It’s ponderous to think if Bram Stoker ever suspected his 1897 gothic horror novel would go on to inspire a sub-genre a century less than a century after it was first published.
If he did, it’s highly doubtful he could have possibly imagined the kind of fangs playwright Liz Lochhead could give the tale with a feminist spin that’s every bit intriguing as it is sensational.
Not only does the Shaw Festival’s mesmerizing staging go straight for the jugular vein of theatre loyalists looking for a unique experience, it’s easy to see why the story that feasts on the idea of subconscious desire that lurks within us all can also seize the attention of non-traditional audiences with a hunger for mystification.
It’s dramatically captivating, seductively suspenseful and just the play to make you stockpile copious amounts of garlic on your nightstand before you go to sleep.
Director Ed Holmes makes you feel as if you’re more than just a fly on the wall her tempting presentation that at times is technically mind-blowing with a few of its surprises.
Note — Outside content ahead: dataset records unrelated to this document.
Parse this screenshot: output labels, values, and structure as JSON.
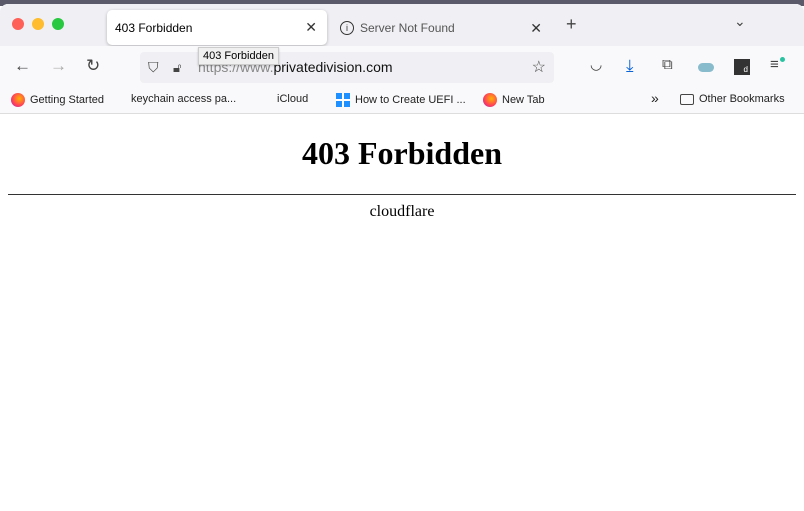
{
  "tabs": [
    {
      "title": "403 Forbidden",
      "active": true
    },
    {
      "title": "Server Not Found",
      "active": false
    }
  ],
  "tooltip": "403 Forbidden",
  "address": {
    "protocol": "https://www.",
    "domain": "privatedivision.com"
  },
  "bookmarks": [
    {
      "label": "Getting Started",
      "icon": "firefox-icon"
    },
    {
      "label": "keychain access pa...",
      "icon": "apple-icon"
    },
    {
      "label": "iCloud",
      "icon": "apple-icon"
    },
    {
      "label": "How to Create UEFI ...",
      "icon": "windows-icon"
    },
    {
      "label": "New Tab",
      "icon": "firefox-icon"
    }
  ],
  "other_bookmarks": "Other Bookmarks",
  "page": {
    "heading": "403 Forbidden",
    "server": "cloudflare"
  }
}
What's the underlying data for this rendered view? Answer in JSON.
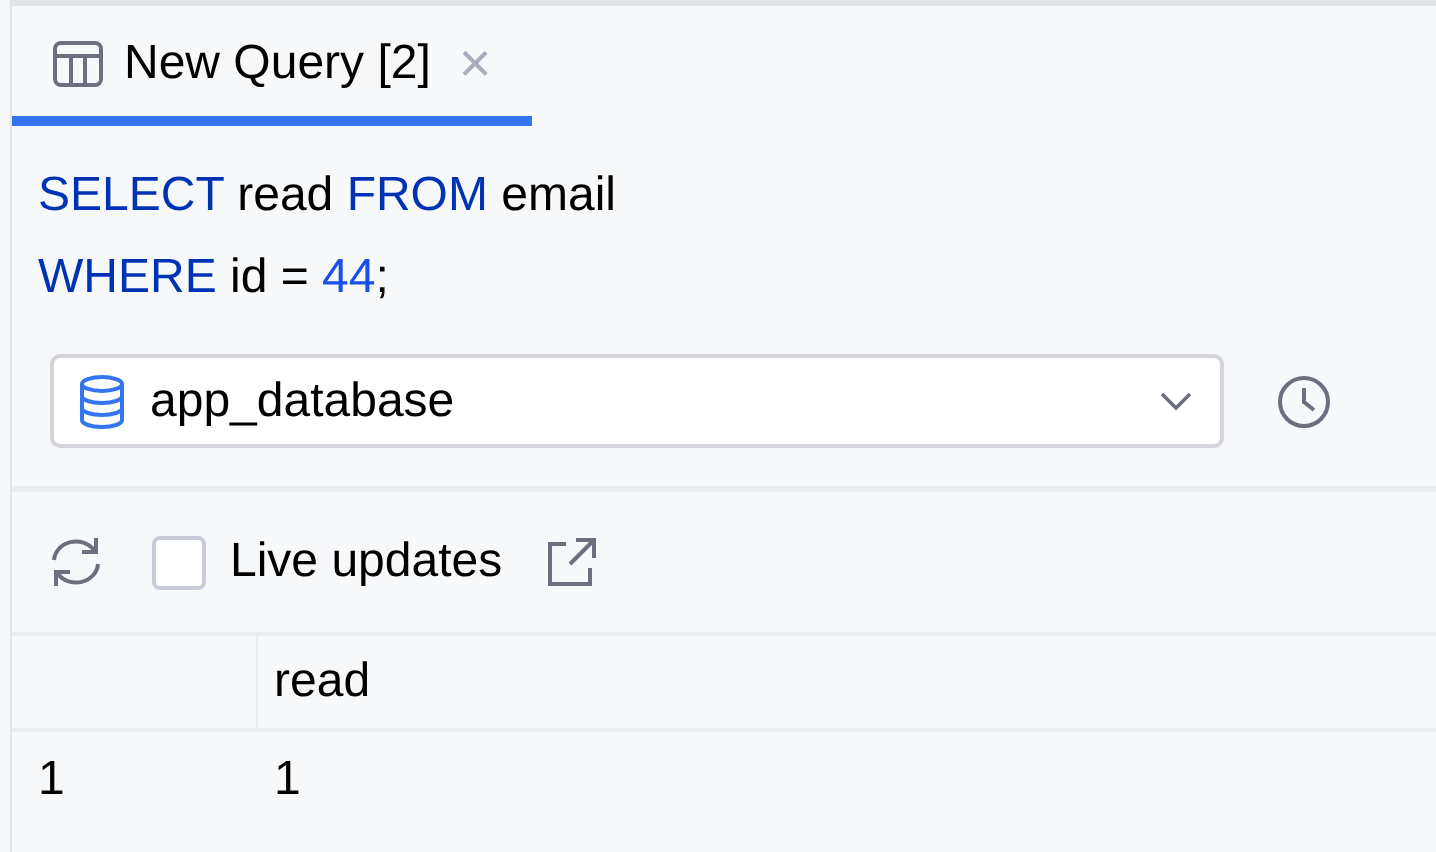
{
  "tab": {
    "title": "New Query [2]",
    "close": "×",
    "selected": true
  },
  "query_lines": [
    [
      {
        "kind": "keyword",
        "text": "SELECT"
      },
      {
        "kind": "plain",
        "text": " read "
      },
      {
        "kind": "keyword",
        "text": "FROM"
      },
      {
        "kind": "plain",
        "text": " email"
      }
    ],
    [
      {
        "kind": "keyword",
        "text": "WHERE"
      },
      {
        "kind": "plain",
        "text": " id = "
      },
      {
        "kind": "number",
        "text": "44"
      },
      {
        "kind": "plain",
        "text": ";"
      }
    ]
  ],
  "database_select": {
    "value": "app_database"
  },
  "results_toolbar": {
    "live_updates": {
      "label": "Live updates",
      "checked": false
    }
  },
  "table": {
    "columns": [
      "",
      "read"
    ],
    "rows": [
      [
        "1",
        "1"
      ]
    ]
  }
}
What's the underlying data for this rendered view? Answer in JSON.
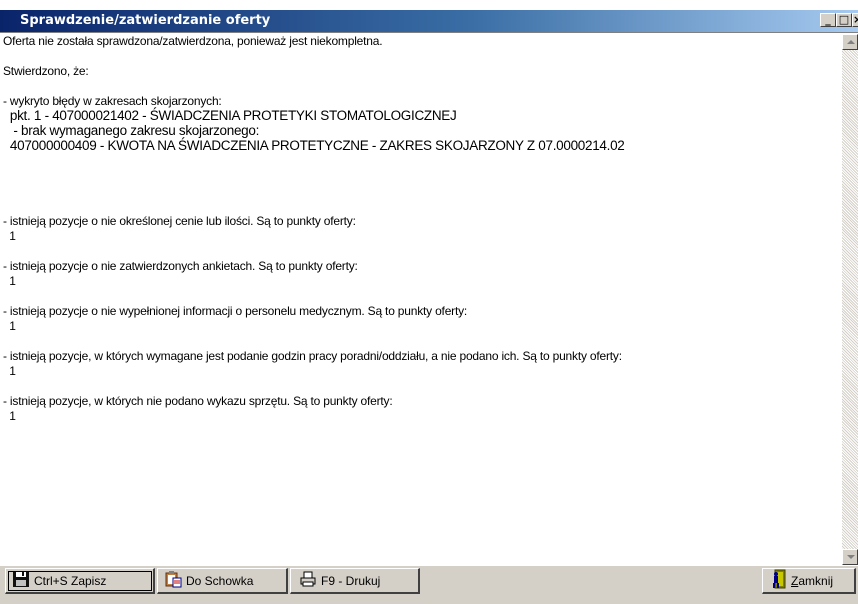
{
  "window": {
    "title": "Sprawdzenie/zatwierdzanie oferty",
    "controls": {
      "minimize": "_",
      "maximize": "□",
      "close": "×"
    }
  },
  "message": {
    "lines": [
      "Oferta nie została sprawdzona/zatwierdzona, ponieważ jest niekompletna.",
      "",
      "Stwierdzono, że:",
      "",
      "- wykryto błędy w zakresach skojarzonych:",
      "  pkt. 1 - 407000021402 - ŚWIADCZENIA PROTETYKI STOMATOLOGICZNEJ",
      "   - brak wymaganego zakresu skojarzonego:",
      "  407000000409 - KWOTA NA ŚWIADCZENIA PROTETYCZNE - ZAKRES SKOJARZONY Z 07.0000214.02",
      "",
      "",
      "",
      "",
      "- istnieją pozycje o nie określonej cenie lub ilości. Są to punkty oferty:",
      "  1",
      "",
      "- istnieją pozycje o nie zatwierdzonych ankietach. Są to punkty oferty:",
      "  1",
      "",
      "- istnieją pozycje o nie wypełnionej informacji o personelu medycznym. Są to punkty oferty:",
      "  1",
      "",
      "- istnieją pozycje, w których wymagane jest podanie godzin pracy poradni/oddziału, a nie podano ich. Są to punkty oferty:",
      "  1",
      "",
      "- istnieją pozycje, w których nie podano wykazu sprzętu. Są to punkty oferty:",
      "  1"
    ]
  },
  "buttons": {
    "save": {
      "label": "Ctrl+S Zapisz",
      "icon": "floppy-disk-icon"
    },
    "clipboard": {
      "label": "Do Schowka",
      "icon": "clipboard-icon"
    },
    "print": {
      "label": "F9 - Drukuj",
      "icon": "printer-icon"
    },
    "close": {
      "label_prefix": "",
      "label_underlined": "Z",
      "label_rest": "amknij",
      "icon": "door-exit-icon"
    }
  },
  "colors": {
    "titlebar_start": "#0a246a",
    "titlebar_end": "#a6caf0",
    "face": "#d4d0c8"
  }
}
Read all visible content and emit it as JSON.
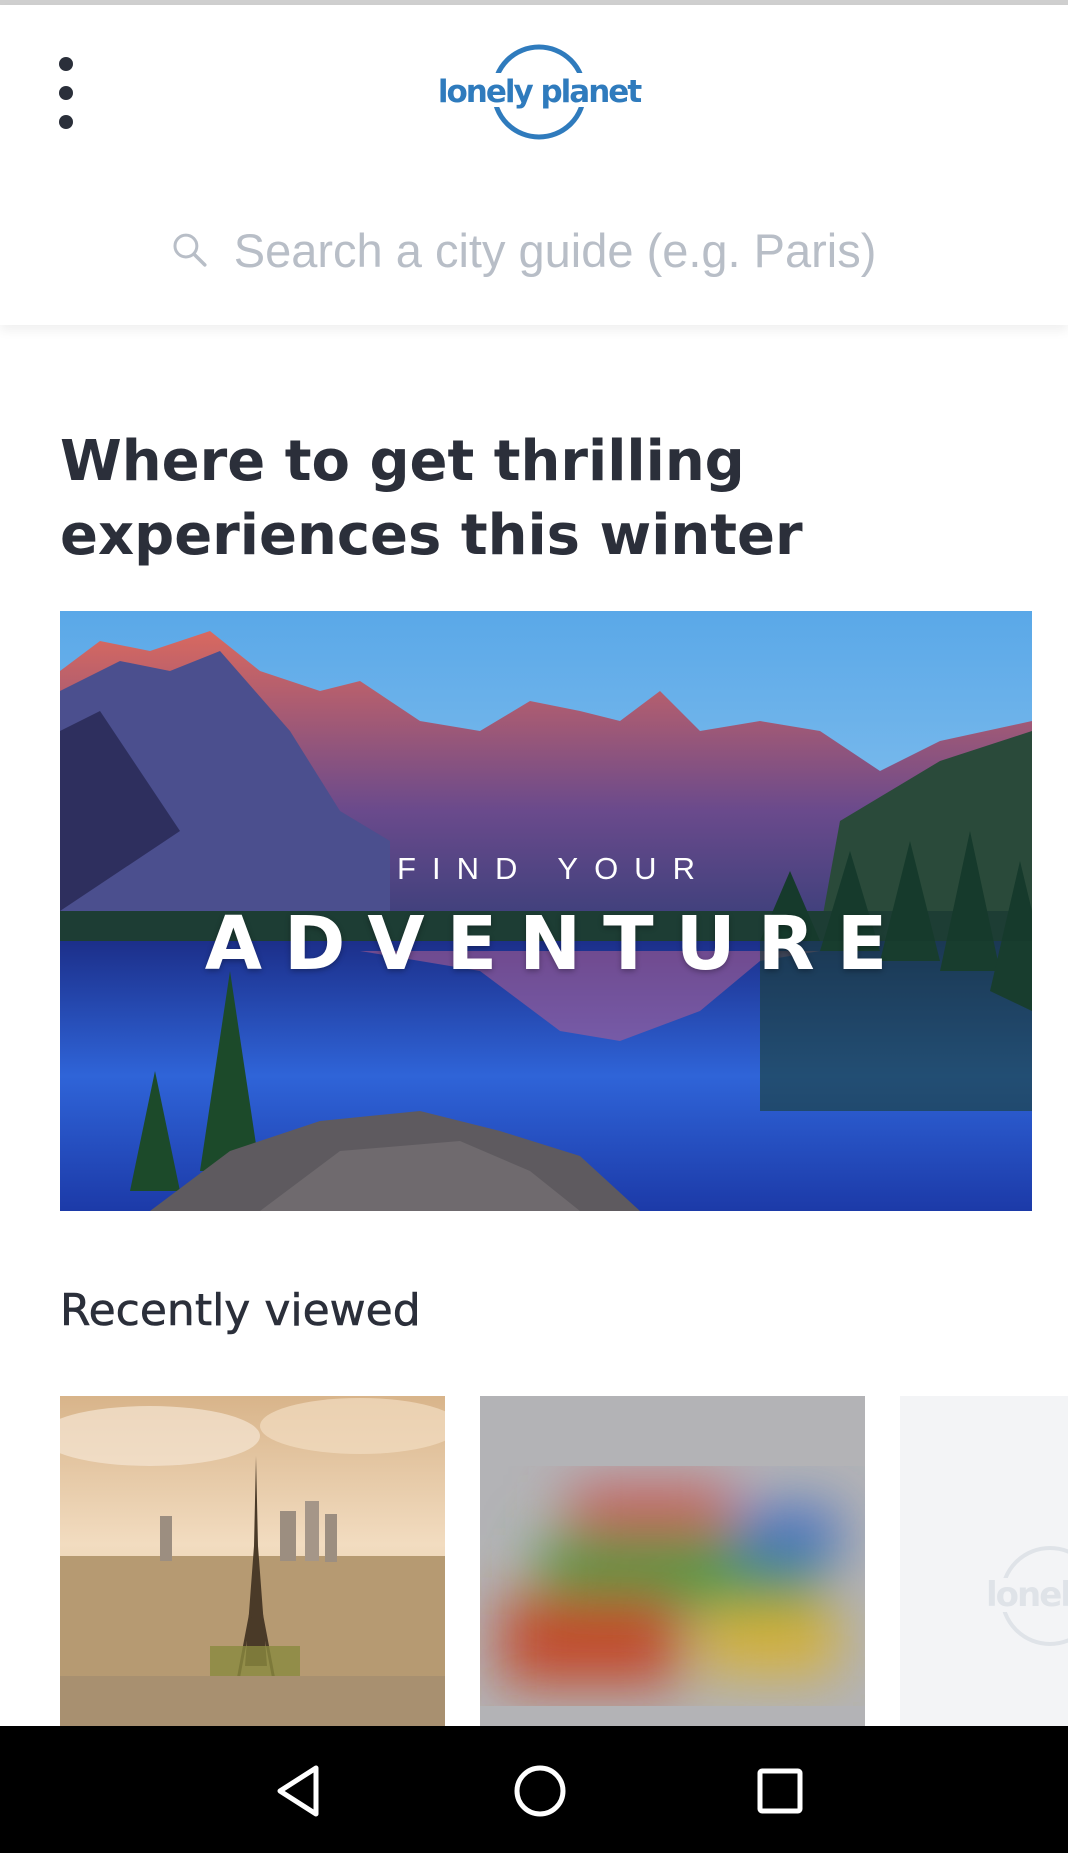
{
  "header": {
    "logo_text": "lonely planet",
    "menu_icon": "more-vert-icon"
  },
  "search": {
    "placeholder": "Search a city guide (e.g. Paris)",
    "icon": "search-icon"
  },
  "featured": {
    "headline": "Where to get thrilling experiences this winter",
    "hero_kicker": "FIND YOUR",
    "hero_title": "ADVENTURE"
  },
  "recent": {
    "title": "Recently viewed",
    "cards": [
      {
        "image": "paris-eiffel-tower"
      },
      {
        "image": "blurred-loading"
      },
      {
        "image": "lonely-planet-placeholder",
        "logo_text": "lonely planet"
      }
    ]
  },
  "system_nav": {
    "back_icon": "back-triangle-icon",
    "home_icon": "home-circle-icon",
    "recents_icon": "recents-square-icon"
  },
  "colors": {
    "brand_blue": "#2f7bbd",
    "text_dark": "#2b2f3a",
    "placeholder_grey": "#b8bec7"
  }
}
Combined with Alan Brodie’s creepish lighting, you get the overwhelming impression that the danger is real.
Much of this comes from the little things like Graeme Somerville’s haunting musical moment as Renfield backed up with distorted guitar and a driving baseline.
Dracula himself, played by the deliciously tasting Allan Louis, doesn’t make a lot of stage appearances but the actor’s dominant presence to establish his varied scenes is genuinely calculating.
Whether you’re a vampire lover or a vampire killer, there’s plenty to digest in this moist production for an era feeling more and more like the dark ages.
DRACULA by Bram Stoker, adapted by Liz Lochhead July 8-Octoer 14, 2017 FESTIVAL THEATRE, Niagara-on-the-Lake, Ontario TICKETS $25.00 – $117.00 www.shawfest.com 1-800-511-7429 CAST Allan Louis, Marla McLean, Cherissa Richards, Natasha Mumba, Ben Sanders, Martin Happer, Wade Bogert-O’Brien, Rebecca Gibian, Cameron Grant, Marci T. House, Moya O’Connell, Chick Reid, Graeme Somerville and Steven Sutcliffe DIRECTOR Eda Holmes SET & COSTUMES Michael Gianfrancesco LIGHTING Alan Brodie PROJECTION DESIGN Cameron Davis ORIGINAL MUSIC & SOUND John Gzowski